## TASK TO CARRY OUT
Each line below with the string "this" should be copied.

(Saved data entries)
◆ ◆ ◆ ◆ ◆

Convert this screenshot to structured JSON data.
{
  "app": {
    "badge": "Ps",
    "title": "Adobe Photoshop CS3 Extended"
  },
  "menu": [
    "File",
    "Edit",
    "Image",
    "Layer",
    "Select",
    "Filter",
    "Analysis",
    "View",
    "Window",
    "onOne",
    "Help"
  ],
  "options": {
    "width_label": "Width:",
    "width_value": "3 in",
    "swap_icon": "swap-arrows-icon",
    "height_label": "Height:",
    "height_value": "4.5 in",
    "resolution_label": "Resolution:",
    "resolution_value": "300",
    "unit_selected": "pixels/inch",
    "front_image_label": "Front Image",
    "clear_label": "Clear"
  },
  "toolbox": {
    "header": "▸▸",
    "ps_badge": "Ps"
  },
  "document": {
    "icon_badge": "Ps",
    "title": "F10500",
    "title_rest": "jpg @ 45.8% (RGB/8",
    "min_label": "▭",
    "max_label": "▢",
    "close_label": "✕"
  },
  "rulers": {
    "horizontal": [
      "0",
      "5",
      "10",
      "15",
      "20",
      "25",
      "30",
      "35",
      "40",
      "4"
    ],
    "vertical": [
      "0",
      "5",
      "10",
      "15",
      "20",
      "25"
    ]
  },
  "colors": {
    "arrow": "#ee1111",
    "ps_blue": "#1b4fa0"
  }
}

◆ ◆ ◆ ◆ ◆

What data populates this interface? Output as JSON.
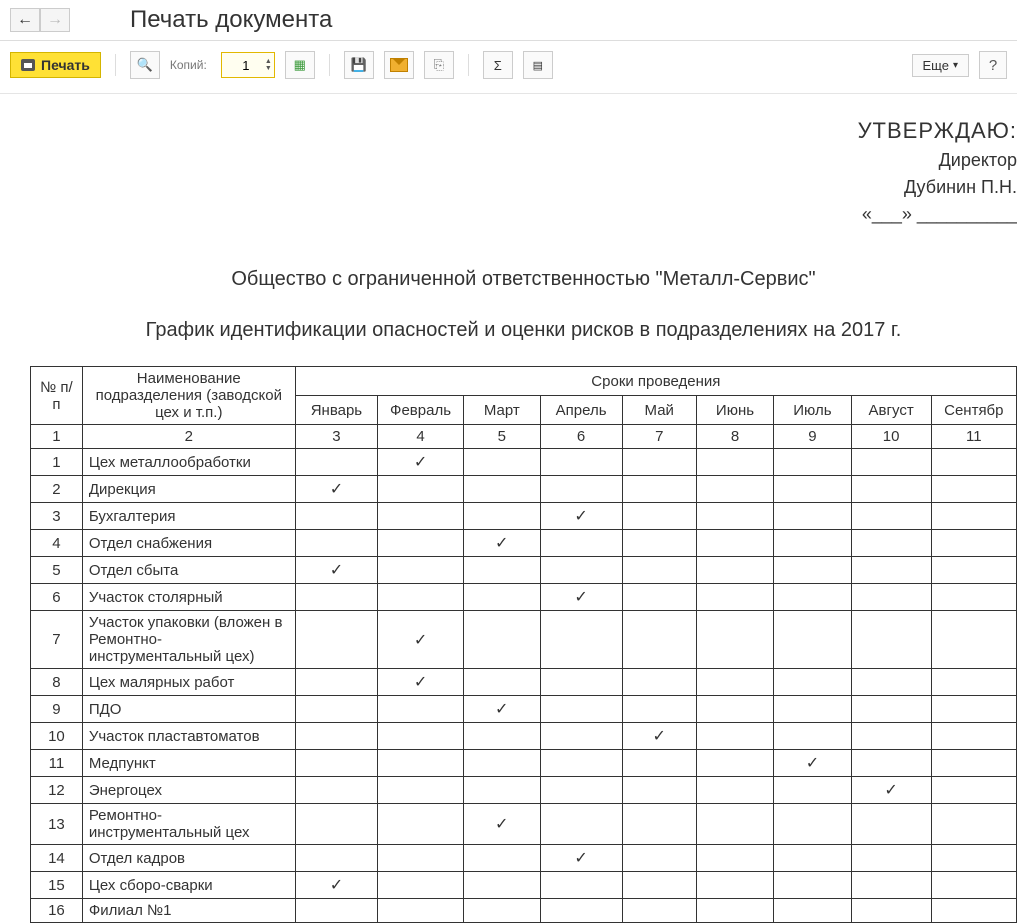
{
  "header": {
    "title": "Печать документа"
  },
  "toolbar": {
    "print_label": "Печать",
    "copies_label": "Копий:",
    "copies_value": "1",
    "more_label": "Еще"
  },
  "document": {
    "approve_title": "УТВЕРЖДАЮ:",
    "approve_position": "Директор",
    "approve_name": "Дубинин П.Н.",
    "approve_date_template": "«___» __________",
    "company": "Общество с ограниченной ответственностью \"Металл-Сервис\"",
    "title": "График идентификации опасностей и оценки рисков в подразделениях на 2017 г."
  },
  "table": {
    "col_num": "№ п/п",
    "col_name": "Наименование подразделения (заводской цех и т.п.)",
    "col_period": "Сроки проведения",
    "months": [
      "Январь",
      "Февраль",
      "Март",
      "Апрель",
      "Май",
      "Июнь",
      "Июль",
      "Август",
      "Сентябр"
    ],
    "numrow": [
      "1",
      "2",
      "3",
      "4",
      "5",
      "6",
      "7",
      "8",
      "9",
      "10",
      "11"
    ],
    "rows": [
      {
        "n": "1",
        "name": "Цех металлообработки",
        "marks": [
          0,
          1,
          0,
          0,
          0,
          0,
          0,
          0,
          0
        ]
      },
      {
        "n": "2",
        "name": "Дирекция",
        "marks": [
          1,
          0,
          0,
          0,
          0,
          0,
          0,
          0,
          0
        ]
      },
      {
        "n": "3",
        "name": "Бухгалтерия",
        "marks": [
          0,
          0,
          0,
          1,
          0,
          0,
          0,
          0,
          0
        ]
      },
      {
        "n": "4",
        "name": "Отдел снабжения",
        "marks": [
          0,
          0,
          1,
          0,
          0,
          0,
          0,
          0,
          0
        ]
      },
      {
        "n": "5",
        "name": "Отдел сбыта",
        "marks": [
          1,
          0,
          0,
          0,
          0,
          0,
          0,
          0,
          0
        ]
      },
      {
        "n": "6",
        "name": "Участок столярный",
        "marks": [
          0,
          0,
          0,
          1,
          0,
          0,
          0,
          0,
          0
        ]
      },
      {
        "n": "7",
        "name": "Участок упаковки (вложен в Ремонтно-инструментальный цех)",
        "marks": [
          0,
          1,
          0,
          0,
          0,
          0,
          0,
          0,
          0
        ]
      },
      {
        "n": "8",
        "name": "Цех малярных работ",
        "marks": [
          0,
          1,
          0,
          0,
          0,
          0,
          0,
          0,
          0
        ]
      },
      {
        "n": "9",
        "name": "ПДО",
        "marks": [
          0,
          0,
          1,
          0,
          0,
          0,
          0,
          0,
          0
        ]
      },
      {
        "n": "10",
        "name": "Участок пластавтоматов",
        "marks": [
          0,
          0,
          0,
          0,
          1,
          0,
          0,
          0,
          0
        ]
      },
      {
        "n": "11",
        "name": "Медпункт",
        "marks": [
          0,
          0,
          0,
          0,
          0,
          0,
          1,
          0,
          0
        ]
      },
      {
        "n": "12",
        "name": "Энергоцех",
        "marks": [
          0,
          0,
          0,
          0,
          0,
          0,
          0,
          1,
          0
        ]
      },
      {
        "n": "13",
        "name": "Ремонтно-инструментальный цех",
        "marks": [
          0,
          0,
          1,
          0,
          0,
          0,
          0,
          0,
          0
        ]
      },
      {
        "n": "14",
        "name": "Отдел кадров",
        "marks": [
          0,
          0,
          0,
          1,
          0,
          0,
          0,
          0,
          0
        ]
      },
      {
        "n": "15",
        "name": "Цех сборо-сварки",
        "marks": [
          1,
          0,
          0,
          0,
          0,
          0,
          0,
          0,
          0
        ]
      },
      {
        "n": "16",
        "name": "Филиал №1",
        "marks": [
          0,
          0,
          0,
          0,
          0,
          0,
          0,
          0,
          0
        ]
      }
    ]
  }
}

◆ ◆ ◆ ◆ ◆

## ANSWER SECTION
Convert this screenshot to structured JSON data.
What data populates this interface? Output as JSON.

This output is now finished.